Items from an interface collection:
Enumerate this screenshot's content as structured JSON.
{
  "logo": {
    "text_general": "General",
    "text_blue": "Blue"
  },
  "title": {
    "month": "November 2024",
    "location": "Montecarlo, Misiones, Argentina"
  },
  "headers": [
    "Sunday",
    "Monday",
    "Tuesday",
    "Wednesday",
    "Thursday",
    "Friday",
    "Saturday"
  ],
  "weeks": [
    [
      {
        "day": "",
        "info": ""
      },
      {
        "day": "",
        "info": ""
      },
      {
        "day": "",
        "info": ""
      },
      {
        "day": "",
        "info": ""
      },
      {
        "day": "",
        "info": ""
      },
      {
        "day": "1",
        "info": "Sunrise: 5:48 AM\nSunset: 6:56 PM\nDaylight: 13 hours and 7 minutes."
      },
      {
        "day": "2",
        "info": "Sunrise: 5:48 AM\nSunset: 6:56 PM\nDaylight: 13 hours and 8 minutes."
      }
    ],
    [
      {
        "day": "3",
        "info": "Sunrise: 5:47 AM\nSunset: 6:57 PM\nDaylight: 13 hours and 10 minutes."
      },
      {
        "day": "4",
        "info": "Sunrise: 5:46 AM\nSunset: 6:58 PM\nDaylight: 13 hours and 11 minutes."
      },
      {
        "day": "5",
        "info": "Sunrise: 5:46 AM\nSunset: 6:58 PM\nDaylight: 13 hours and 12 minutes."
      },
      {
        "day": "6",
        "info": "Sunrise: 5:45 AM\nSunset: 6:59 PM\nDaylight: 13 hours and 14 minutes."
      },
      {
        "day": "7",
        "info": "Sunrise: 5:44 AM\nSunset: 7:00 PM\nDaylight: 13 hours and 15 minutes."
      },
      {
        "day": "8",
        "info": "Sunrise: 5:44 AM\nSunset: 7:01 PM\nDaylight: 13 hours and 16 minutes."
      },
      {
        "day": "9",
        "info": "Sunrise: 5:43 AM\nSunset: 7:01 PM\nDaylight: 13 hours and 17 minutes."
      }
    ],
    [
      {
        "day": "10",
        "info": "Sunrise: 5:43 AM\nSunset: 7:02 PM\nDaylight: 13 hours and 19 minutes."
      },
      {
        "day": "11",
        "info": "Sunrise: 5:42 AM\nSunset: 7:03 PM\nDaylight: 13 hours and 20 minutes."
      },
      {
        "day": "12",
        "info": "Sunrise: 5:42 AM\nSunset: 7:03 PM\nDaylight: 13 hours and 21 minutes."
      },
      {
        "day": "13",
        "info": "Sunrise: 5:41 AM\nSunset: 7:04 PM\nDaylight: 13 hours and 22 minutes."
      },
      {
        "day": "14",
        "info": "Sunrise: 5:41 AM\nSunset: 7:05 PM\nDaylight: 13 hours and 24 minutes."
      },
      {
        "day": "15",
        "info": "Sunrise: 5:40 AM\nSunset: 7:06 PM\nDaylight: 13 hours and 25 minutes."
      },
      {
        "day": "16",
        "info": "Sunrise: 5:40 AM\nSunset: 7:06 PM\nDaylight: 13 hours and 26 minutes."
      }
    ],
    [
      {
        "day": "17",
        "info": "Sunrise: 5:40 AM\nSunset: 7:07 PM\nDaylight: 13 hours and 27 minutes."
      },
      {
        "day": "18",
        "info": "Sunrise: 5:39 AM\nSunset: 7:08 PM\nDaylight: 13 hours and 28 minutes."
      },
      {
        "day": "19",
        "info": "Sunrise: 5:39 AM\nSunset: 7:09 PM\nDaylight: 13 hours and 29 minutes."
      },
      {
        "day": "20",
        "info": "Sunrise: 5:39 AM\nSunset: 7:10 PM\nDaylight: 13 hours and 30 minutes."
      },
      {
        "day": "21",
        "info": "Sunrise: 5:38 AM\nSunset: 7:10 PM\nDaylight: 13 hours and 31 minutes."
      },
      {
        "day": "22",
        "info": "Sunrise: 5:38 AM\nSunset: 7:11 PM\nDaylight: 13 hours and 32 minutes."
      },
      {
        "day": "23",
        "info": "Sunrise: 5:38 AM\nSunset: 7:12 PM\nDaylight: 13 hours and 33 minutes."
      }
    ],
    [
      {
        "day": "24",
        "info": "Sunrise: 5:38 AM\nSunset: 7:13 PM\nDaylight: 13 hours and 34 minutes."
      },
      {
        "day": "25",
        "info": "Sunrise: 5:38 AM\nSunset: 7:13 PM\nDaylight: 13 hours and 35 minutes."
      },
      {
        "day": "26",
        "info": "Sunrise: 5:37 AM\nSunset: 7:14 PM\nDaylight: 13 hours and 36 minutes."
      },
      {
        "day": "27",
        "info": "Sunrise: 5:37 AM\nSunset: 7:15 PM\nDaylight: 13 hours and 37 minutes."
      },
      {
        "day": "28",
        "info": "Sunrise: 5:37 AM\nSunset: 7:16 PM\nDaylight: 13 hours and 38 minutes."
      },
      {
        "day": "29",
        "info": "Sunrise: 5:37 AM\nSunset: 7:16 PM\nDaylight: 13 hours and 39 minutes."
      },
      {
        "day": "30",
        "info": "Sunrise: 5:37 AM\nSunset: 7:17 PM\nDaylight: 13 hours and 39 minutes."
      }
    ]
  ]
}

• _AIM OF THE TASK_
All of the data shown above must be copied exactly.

• _ANSWER SECTION_
Enumerate this screenshot's content as structured JSON.
{
  "logo": {
    "text_general": "General",
    "text_blue": "Blue"
  },
  "title": {
    "month": "November 2024",
    "location": "Montecarlo, Misiones, Argentina"
  },
  "headers": [
    "Sunday",
    "Monday",
    "Tuesday",
    "Wednesday",
    "Thursday",
    "Friday",
    "Saturday"
  ],
  "weeks": [
    [
      {
        "day": "",
        "info": ""
      },
      {
        "day": "",
        "info": ""
      },
      {
        "day": "",
        "info": ""
      },
      {
        "day": "",
        "info": ""
      },
      {
        "day": "",
        "info": ""
      },
      {
        "day": "1",
        "info": "Sunrise: 5:48 AM\nSunset: 6:56 PM\nDaylight: 13 hours and 7 minutes."
      },
      {
        "day": "2",
        "info": "Sunrise: 5:48 AM\nSunset: 6:56 PM\nDaylight: 13 hours and 8 minutes."
      }
    ],
    [
      {
        "day": "3",
        "info": "Sunrise: 5:47 AM\nSunset: 6:57 PM\nDaylight: 13 hours and 10 minutes."
      },
      {
        "day": "4",
        "info": "Sunrise: 5:46 AM\nSunset: 6:58 PM\nDaylight: 13 hours and 11 minutes."
      },
      {
        "day": "5",
        "info": "Sunrise: 5:46 AM\nSunset: 6:58 PM\nDaylight: 13 hours and 12 minutes."
      },
      {
        "day": "6",
        "info": "Sunrise: 5:45 AM\nSunset: 6:59 PM\nDaylight: 13 hours and 14 minutes."
      },
      {
        "day": "7",
        "info": "Sunrise: 5:44 AM\nSunset: 7:00 PM\nDaylight: 13 hours and 15 minutes."
      },
      {
        "day": "8",
        "info": "Sunrise: 5:44 AM\nSunset: 7:01 PM\nDaylight: 13 hours and 16 minutes."
      },
      {
        "day": "9",
        "info": "Sunrise: 5:43 AM\nSunset: 7:01 PM\nDaylight: 13 hours and 17 minutes."
      }
    ],
    [
      {
        "day": "10",
        "info": "Sunrise: 5:43 AM\nSunset: 7:02 PM\nDaylight: 13 hours and 19 minutes."
      },
      {
        "day": "11",
        "info": "Sunrise: 5:42 AM\nSunset: 7:03 PM\nDaylight: 13 hours and 20 minutes."
      },
      {
        "day": "12",
        "info": "Sunrise: 5:42 AM\nSunset: 7:03 PM\nDaylight: 13 hours and 21 minutes."
      },
      {
        "day": "13",
        "info": "Sunrise: 5:41 AM\nSunset: 7:04 PM\nDaylight: 13 hours and 22 minutes."
      },
      {
        "day": "14",
        "info": "Sunrise: 5:41 AM\nSunset: 7:05 PM\nDaylight: 13 hours and 24 minutes."
      },
      {
        "day": "15",
        "info": "Sunrise: 5:40 AM\nSunset: 7:06 PM\nDaylight: 13 hours and 25 minutes."
      },
      {
        "day": "16",
        "info": "Sunrise: 5:40 AM\nSunset: 7:06 PM\nDaylight: 13 hours and 26 minutes."
      }
    ],
    [
      {
        "day": "17",
        "info": "Sunrise: 5:40 AM\nSunset: 7:07 PM\nDaylight: 13 hours and 27 minutes."
      },
      {
        "day": "18",
        "info": "Sunrise: 5:39 AM\nSunset: 7:08 PM\nDaylight: 13 hours and 28 minutes."
      },
      {
        "day": "19",
        "info": "Sunrise: 5:39 AM\nSunset: 7:09 PM\nDaylight: 13 hours and 29 minutes."
      },
      {
        "day": "20",
        "info": "Sunrise: 5:39 AM\nSunset: 7:10 PM\nDaylight: 13 hours and 30 minutes."
      },
      {
        "day": "21",
        "info": "Sunrise: 5:38 AM\nSunset: 7:10 PM\nDaylight: 13 hours and 31 minutes."
      },
      {
        "day": "22",
        "info": "Sunrise: 5:38 AM\nSunset: 7:11 PM\nDaylight: 13 hours and 32 minutes."
      },
      {
        "day": "23",
        "info": "Sunrise: 5:38 AM\nSunset: 7:12 PM\nDaylight: 13 hours and 33 minutes."
      }
    ],
    [
      {
        "day": "24",
        "info": "Sunrise: 5:38 AM\nSunset: 7:13 PM\nDaylight: 13 hours and 34 minutes."
      },
      {
        "day": "25",
        "info": "Sunrise: 5:38 AM\nSunset: 7:13 PM\nDaylight: 13 hours and 35 minutes."
      },
      {
        "day": "26",
        "info": "Sunrise: 5:37 AM\nSunset: 7:14 PM\nDaylight: 13 hours and 36 minutes."
      },
      {
        "day": "27",
        "info": "Sunrise: 5:37 AM\nSunset: 7:15 PM\nDaylight: 13 hours and 37 minutes."
      },
      {
        "day": "28",
        "info": "Sunrise: 5:37 AM\nSunset: 7:16 PM\nDaylight: 13 hours and 38 minutes."
      },
      {
        "day": "29",
        "info": "Sunrise: 5:37 AM\nSunset: 7:16 PM\nDaylight: 13 hours and 39 minutes."
      },
      {
        "day": "30",
        "info": "Sunrise: 5:37 AM\nSunset: 7:17 PM\nDaylight: 13 hours and 39 minutes."
      }
    ]
  ]
}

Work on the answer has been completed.